Instructions for the task - Copy out, from the entries below, each line that holds the string "title".

Exercise materials -
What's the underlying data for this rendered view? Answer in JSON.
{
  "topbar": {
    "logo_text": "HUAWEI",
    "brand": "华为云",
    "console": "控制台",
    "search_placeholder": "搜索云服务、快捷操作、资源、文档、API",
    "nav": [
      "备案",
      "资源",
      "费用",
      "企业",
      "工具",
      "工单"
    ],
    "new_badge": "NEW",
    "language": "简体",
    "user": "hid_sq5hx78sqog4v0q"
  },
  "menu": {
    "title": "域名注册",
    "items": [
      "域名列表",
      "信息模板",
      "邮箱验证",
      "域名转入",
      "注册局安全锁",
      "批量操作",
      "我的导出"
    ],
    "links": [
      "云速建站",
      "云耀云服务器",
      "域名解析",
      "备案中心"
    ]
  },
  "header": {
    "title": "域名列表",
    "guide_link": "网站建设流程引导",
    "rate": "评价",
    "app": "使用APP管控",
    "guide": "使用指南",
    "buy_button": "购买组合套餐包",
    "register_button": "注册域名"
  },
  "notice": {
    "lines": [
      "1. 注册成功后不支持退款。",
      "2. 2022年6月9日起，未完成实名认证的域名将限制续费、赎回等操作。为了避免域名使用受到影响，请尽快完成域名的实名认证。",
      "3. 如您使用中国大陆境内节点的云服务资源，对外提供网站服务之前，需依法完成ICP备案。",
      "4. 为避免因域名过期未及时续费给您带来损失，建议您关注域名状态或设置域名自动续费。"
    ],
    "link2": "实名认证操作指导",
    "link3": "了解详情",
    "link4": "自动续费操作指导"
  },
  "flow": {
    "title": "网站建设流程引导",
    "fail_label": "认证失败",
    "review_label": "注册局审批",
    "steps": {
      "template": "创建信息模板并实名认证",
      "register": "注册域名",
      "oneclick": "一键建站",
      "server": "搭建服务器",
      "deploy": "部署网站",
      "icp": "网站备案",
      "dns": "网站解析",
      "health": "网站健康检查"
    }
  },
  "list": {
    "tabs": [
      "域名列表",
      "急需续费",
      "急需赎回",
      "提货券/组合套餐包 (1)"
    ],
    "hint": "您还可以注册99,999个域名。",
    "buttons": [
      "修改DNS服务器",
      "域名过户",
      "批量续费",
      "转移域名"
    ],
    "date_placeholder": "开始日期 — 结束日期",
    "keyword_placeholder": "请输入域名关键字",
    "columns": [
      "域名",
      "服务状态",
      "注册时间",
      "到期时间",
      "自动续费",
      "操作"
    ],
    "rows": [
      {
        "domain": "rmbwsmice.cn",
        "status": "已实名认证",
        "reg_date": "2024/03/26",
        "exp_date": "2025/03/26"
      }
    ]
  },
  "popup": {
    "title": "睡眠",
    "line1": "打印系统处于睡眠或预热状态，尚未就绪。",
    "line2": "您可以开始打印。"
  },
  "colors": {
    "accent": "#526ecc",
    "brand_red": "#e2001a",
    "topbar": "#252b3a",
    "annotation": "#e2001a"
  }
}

Output for this task -
    "title": "域名注册",
    "title": "域名列表",
    "title": "网站建设流程引导",
    "title": "睡眠",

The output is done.